Governing Ourselves informs members of legal and regulatory matters affecting the profession. This section provides updates on licensing and qualification requirements, notification of Council resolutions and reports from various Council committees, including reports on accreditation and discipline matters.
The College’s Investigation Committee considers all complaints made to the College about its members and reviews all information resulting from investigations.
The committee can dismiss a complaint or refer the matter, in whole or in part, to the Discipline or Fitness to Practise committees for a hearing.
The Investigation Committee may also caution or admonish the member in writing or in person, or provide written reminders or advice or ratify a Memorandum of Agreement reached through the complaint resolution process.

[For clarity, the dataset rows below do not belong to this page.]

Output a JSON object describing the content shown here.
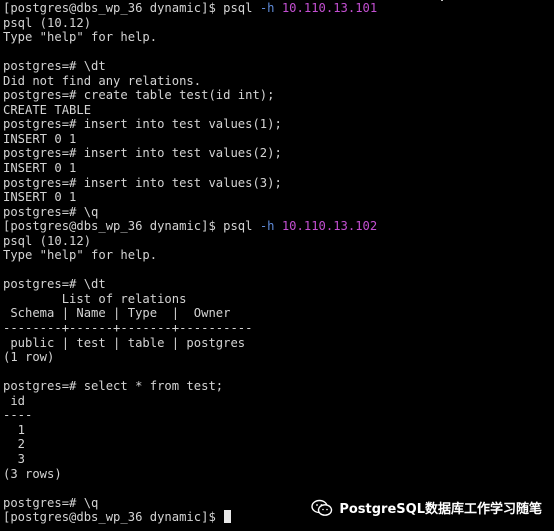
{
  "terminal": {
    "lines": [
      {
        "segments": [
          {
            "text": "[postgres@dbs_wp_36 dynamic]$ psql "
          },
          {
            "text": "-h",
            "cls": "opt"
          },
          {
            "text": " "
          },
          {
            "text": "10.110.13.101",
            "cls": "ip"
          }
        ]
      },
      {
        "segments": [
          {
            "text": "psql (10.12)"
          }
        ]
      },
      {
        "segments": [
          {
            "text": "Type \"help\" for help."
          }
        ]
      },
      {
        "segments": [
          {
            "text": ""
          }
        ]
      },
      {
        "segments": [
          {
            "text": "postgres=# \\dt"
          }
        ]
      },
      {
        "segments": [
          {
            "text": "Did not find any relations."
          }
        ]
      },
      {
        "segments": [
          {
            "text": "postgres=# create table test(id int);"
          }
        ]
      },
      {
        "segments": [
          {
            "text": "CREATE TABLE"
          }
        ]
      },
      {
        "segments": [
          {
            "text": "postgres=# insert into test values(1);"
          }
        ]
      },
      {
        "segments": [
          {
            "text": "INSERT 0 1"
          }
        ]
      },
      {
        "segments": [
          {
            "text": "postgres=# insert into test values(2);"
          }
        ]
      },
      {
        "segments": [
          {
            "text": "INSERT 0 1"
          }
        ]
      },
      {
        "segments": [
          {
            "text": "postgres=# insert into test values(3);"
          }
        ]
      },
      {
        "segments": [
          {
            "text": "INSERT 0 1"
          }
        ]
      },
      {
        "segments": [
          {
            "text": "postgres=# \\q"
          }
        ]
      },
      {
        "segments": [
          {
            "text": "[postgres@dbs_wp_36 dynamic]$ psql "
          },
          {
            "text": "-h",
            "cls": "opt"
          },
          {
            "text": " "
          },
          {
            "text": "10.110.13.102",
            "cls": "ip"
          }
        ]
      },
      {
        "segments": [
          {
            "text": "psql (10.12)"
          }
        ]
      },
      {
        "segments": [
          {
            "text": "Type \"help\" for help."
          }
        ]
      },
      {
        "segments": [
          {
            "text": ""
          }
        ]
      },
      {
        "segments": [
          {
            "text": "postgres=# \\dt"
          }
        ]
      },
      {
        "segments": [
          {
            "text": "        List of relations"
          }
        ]
      },
      {
        "segments": [
          {
            "text": " Schema | Name | Type  |  Owner"
          }
        ]
      },
      {
        "segments": [
          {
            "text": "--------+------+-------+----------"
          }
        ]
      },
      {
        "segments": [
          {
            "text": " public | test | table | postgres"
          }
        ]
      },
      {
        "segments": [
          {
            "text": "(1 row)"
          }
        ]
      },
      {
        "segments": [
          {
            "text": ""
          }
        ]
      },
      {
        "segments": [
          {
            "text": "postgres=# select * from test;"
          }
        ]
      },
      {
        "segments": [
          {
            "text": " id"
          }
        ]
      },
      {
        "segments": [
          {
            "text": "----"
          }
        ]
      },
      {
        "segments": [
          {
            "text": "  1"
          }
        ]
      },
      {
        "segments": [
          {
            "text": "  2"
          }
        ]
      },
      {
        "segments": [
          {
            "text": "  3"
          }
        ]
      },
      {
        "segments": [
          {
            "text": "(3 rows)"
          }
        ]
      },
      {
        "segments": [
          {
            "text": ""
          }
        ]
      },
      {
        "segments": [
          {
            "text": "postgres=# \\q"
          }
        ]
      },
      {
        "segments": [
          {
            "text": "[postgres@dbs_wp_36 dynamic]$ "
          }
        ],
        "cursor": true
      }
    ]
  },
  "watermark": {
    "text": "PostgreSQL数据库工作学习随笔",
    "icon": "wechat-icon"
  }
}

In addition, the Investigation Committee can refuse to investigate a complaint if it is not related to a member’s possible misconduct, incompetence or incapacity. In this process, the committee considers the information provided by the complainant and decides if the complaint will be investigated by the College.
By law, cases under investigation are confidential. For the education of members, the following account, based on facts from real cases, raises important questions about teacher conduct such as what is and what is not appropriate. Details have been altered to respect confidentiality.
A Toronto school principal communicated to parents about a change in the afternoon pickup location for students who don’t take the bus to and from school.
Previously, the pickup area had been located in front of the school; however, because of congestion and safety concerns, the afternoon pickup area was moved to the back of the school.
This decision did not sit well with a parent, who complained to the College. The father alleged that the principal made the decision too quickly and without consulting the parent council. He claimed that the new location — a parking lot used jointly with another school — was unsafe for students because it was congested with school buses and parents from both schools picking up students on foot and in cars.
The complainant also felt that the new location was not easily accessible because parents who were driving were blocked in when in the parking lot. To avoid this, the complainant had to park far away, which was not practical because both his wife and mother, who picked up his son occasionally, have a disability. He also mentioned that there was only one accessible parking space for persons with a disability.
One day, to express his frustration, the father parked behind a school bus at the back of the school because there was no accessible parking space for persons with a disability available. That incident, he alleged, led to a phone call from a police officer, who instructed him not to park there again or he would be charged with trespassing. The parent also alleged that the principal threatened to have the board issue a Do Not Trespass order to the complainant and the complainant’s wife if either of them parked there again.
A parent meeting involving the principal, the trustee, the superintendent and other community members was eventually scheduled to discuss the safety issues regarding the new pickup location.
In summary, the parent’s complaint focused on the changes to pickup procedures resulting in increased student safety concerns and limited parking spaces for persons with a disability, lack of consultation with the parents and the threat of a Do Not Trespass order.
If you were a member of the Investigation Committee, what would you do? Do you think this complaint is related to a member’s possible misconduct, incompetence or incapacity?
The Investigation committee decided that the allegations made by the parent did not relate to professional misconduct, incompetence or incapacity on the part of the member.
The committee stated that it is the principal’s responsibility, in consultation with the appropriate board personnel, to determine the procedures for safe student pickup and drop-off. The panel noted that the location did not change for the morning drop-off, however, the principal and board personnel felt it needed to change for the afternoon pickup to ensure student safety.
The committee pointed out that when concerns were raised by parents, a meeting was held to explain the rationale for the change. Although some parents were still not satisfied, the principal and the board decided that, for safety reasons, the new location would remain.
Further, the committee also noted that the mention of the Do Not Trespass order occurred after the parent consultation and was not inappropriate.
As a result of the committee’s determinations, the complaint was not investigated.